§ **WHAT TO PRODUCE**
Pull every "headline" line out of the data below.

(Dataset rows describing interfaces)
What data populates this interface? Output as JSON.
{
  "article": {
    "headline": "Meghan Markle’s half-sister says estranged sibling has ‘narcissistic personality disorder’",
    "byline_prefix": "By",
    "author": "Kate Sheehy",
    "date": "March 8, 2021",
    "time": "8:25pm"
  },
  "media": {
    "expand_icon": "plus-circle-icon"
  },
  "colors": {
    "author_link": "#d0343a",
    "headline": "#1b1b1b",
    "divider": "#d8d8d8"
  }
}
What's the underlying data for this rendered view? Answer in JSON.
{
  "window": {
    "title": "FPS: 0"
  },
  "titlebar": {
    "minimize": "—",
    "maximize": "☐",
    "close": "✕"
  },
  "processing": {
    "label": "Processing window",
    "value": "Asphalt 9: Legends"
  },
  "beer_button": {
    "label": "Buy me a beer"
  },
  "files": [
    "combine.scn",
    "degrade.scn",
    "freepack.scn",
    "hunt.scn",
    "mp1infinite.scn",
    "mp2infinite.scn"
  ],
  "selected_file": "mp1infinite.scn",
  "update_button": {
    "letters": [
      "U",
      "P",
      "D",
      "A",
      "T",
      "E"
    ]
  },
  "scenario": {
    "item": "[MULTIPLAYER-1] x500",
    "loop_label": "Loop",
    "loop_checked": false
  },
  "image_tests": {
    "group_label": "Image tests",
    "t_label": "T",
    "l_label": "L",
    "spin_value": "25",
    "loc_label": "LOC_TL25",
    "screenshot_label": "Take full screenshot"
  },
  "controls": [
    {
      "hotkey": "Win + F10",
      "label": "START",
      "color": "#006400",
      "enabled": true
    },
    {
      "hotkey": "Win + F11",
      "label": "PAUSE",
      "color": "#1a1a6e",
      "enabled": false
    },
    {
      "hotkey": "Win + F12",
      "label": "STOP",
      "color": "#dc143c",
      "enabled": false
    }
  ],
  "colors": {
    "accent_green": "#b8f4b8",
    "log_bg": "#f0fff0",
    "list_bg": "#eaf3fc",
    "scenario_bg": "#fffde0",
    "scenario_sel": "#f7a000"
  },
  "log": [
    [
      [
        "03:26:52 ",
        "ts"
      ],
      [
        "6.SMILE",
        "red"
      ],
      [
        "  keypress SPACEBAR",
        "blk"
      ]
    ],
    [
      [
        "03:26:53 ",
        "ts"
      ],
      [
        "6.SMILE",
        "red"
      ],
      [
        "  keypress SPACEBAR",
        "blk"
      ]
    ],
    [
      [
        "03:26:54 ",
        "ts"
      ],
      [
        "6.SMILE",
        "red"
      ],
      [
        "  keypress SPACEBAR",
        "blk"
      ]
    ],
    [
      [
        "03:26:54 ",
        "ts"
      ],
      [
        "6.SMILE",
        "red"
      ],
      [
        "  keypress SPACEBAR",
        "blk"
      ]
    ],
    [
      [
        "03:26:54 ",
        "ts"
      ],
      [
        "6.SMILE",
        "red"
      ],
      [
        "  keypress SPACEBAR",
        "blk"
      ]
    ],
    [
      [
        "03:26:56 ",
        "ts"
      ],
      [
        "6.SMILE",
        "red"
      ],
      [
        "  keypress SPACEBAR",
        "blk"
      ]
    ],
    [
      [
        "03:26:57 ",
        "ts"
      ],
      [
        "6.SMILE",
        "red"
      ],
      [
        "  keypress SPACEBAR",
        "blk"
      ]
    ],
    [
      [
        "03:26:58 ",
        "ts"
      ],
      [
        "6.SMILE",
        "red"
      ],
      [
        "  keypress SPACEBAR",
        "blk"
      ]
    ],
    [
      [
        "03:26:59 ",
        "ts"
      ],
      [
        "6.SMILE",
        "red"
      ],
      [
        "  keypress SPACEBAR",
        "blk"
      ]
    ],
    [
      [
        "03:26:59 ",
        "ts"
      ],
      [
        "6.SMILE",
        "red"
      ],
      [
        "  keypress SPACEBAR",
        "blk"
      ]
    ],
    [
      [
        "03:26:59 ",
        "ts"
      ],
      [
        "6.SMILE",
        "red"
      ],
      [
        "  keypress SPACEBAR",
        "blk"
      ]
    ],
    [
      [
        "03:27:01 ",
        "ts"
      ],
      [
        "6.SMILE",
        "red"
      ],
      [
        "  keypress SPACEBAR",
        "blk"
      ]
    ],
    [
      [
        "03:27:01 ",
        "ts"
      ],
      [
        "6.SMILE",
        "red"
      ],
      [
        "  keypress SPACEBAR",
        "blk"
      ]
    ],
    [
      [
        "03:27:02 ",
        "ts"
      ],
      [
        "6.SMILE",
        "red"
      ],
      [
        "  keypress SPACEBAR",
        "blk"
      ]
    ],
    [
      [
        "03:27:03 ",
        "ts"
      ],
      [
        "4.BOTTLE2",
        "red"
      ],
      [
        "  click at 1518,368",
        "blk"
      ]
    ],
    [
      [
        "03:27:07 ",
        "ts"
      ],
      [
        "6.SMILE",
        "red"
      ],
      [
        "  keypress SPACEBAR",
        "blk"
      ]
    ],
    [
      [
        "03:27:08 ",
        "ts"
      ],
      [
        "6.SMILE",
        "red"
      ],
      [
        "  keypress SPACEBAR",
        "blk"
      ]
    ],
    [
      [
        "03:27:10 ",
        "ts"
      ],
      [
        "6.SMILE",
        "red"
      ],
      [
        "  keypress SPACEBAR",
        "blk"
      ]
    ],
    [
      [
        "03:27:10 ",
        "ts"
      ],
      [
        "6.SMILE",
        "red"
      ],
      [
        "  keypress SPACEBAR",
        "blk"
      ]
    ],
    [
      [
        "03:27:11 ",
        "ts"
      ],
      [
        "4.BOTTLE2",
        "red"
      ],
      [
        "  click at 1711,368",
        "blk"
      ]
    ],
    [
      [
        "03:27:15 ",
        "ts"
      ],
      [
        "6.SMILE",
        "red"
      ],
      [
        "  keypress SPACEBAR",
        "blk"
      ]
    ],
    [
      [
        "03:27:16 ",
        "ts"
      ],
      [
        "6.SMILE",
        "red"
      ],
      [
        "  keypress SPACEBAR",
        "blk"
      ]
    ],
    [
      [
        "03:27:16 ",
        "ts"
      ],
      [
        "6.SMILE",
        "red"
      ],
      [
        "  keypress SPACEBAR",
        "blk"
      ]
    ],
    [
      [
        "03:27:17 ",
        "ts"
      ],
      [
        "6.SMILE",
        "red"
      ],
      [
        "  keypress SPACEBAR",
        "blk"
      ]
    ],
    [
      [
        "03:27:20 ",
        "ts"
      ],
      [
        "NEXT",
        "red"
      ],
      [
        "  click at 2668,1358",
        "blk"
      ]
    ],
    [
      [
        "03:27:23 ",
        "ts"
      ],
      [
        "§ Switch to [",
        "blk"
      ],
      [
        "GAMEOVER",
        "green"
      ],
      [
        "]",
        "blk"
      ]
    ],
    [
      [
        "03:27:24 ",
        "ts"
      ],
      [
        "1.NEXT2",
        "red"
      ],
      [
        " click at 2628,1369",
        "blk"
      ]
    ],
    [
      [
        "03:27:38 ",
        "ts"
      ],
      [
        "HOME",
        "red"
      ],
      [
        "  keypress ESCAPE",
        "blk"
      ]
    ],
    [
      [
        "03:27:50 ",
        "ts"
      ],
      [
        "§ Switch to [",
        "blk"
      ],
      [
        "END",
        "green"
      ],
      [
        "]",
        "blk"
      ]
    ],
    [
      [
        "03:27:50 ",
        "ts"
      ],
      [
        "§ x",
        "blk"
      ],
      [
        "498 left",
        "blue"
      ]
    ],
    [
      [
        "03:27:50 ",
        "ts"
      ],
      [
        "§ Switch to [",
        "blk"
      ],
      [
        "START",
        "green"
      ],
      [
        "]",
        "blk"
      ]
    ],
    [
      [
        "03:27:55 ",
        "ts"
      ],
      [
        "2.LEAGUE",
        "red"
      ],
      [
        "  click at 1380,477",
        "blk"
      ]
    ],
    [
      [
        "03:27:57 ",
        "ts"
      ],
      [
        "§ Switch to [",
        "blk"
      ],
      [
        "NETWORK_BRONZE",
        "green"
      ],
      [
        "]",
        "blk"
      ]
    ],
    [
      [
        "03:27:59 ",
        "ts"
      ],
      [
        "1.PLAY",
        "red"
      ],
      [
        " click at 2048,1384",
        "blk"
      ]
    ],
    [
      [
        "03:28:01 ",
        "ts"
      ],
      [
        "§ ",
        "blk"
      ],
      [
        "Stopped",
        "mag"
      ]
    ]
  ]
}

§ **WRITTEN SOLUTION**
    "headline": "Meghan Markle’s half-sister says estranged sibling has ‘narcissistic personality disorder’",
    "headline": "#1b1b1b",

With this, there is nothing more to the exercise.